“What they like is a set amount for a set goal. Everything else is airy-fairy,” said Bozinoff, adding that people relate to individual projects.
The Forum poll comes as Metrolinx, Toronto and surrounding municipalities are consulting with residents about how to pay for the Big Move regional transportation plan. The public is being asked to weigh in on taxes and tolls that could be dedicated to transit as the region prepares to grow in the next 25 years by a population roughly the size of Montreal.
The poll shows about two-thirds of respondents are familiar with Metrolinx. Among those respondents, 80 per cent know the provincial agency is involved in co-ordinating transit in the region. But only 20 per cent of respondents said they were aware of the Big Move.
The findings suggest Metrolinx needs to reconsider its communications strategy, said Bozinoff.
“Most people know what Metrolinx is and what it’s supposed to be doing. They just don’t know what they’re doing now. That means they would have credibility coming forward with a plan. Maybe they needed a catchier name, but there’s been a disconnect between what they’re supposed to be doing and what they are doing,” he said.
The Forum findings are based on an interactive voice response telephone survey of 1,740 adults that took place Tuesday, Wednesday and Thursday.They are considered accurate within 2 per cent, 19 times out of 20.

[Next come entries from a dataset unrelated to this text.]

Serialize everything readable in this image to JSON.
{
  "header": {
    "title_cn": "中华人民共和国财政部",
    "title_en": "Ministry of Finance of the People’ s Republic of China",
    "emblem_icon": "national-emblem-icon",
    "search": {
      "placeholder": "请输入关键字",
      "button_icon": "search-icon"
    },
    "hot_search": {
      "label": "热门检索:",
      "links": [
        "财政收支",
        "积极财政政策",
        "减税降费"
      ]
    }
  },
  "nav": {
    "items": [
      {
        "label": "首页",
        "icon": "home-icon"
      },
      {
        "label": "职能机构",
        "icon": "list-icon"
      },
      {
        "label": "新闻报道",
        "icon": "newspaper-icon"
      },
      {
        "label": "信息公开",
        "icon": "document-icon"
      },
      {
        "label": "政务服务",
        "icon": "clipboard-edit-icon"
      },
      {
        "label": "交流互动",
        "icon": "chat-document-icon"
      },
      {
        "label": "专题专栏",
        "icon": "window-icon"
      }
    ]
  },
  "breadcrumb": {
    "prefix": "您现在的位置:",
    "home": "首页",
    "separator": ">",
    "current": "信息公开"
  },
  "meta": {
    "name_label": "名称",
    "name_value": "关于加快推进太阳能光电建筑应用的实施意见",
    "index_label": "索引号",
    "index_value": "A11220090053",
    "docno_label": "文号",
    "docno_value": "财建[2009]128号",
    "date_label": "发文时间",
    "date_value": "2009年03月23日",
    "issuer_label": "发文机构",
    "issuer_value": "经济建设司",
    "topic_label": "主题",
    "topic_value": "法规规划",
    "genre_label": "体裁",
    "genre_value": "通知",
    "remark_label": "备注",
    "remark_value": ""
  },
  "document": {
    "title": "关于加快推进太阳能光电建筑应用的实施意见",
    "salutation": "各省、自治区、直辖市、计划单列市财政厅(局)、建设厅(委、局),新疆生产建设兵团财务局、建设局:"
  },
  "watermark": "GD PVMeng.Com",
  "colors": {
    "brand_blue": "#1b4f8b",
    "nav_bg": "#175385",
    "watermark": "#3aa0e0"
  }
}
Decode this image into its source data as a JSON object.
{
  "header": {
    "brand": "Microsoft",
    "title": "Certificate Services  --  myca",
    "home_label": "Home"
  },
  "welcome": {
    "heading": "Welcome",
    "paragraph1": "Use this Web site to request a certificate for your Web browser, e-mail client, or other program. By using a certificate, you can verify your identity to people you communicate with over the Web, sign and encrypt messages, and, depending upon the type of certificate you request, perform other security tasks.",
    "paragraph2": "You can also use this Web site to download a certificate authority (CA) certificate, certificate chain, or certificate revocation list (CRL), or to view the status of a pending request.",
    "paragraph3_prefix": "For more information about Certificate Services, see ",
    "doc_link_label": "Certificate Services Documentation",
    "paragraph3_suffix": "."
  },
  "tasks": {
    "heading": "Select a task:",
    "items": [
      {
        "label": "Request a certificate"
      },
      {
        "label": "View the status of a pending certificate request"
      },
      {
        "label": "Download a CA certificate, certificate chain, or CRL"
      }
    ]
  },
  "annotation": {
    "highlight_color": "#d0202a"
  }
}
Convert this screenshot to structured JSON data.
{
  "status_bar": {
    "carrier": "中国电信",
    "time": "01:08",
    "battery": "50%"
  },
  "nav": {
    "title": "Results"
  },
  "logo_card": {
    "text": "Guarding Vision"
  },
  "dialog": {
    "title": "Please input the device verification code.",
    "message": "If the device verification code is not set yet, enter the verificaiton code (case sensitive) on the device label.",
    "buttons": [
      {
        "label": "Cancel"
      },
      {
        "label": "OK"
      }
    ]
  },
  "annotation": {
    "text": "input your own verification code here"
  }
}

In a Feb. 22 poll of 806 Torontonians, Forum found six out of 10 respondents supported the Downtown Relief Line as the next city transit project, up from 54 per cent last June.
Time and money
4% respondents who never drive downtown
18 extra minutes transit users spend commuting compared to the overall average commute (39 minutes)
35% Conservative supporters who think congestion should be solved by building more roads
18% Liberal and NDP supporters who believe in building more roads
32% Commuters who said they’d pay less than $1 a day to save the 30 extra minutes a commute is expected to take in 25 years, compared with 8% who said they’d pay $10 or more
19% Toronto respondents who don’t travel to work or school
10% 905-area residents who have a 60- to 90-minute commute, vs. 9% in Toronto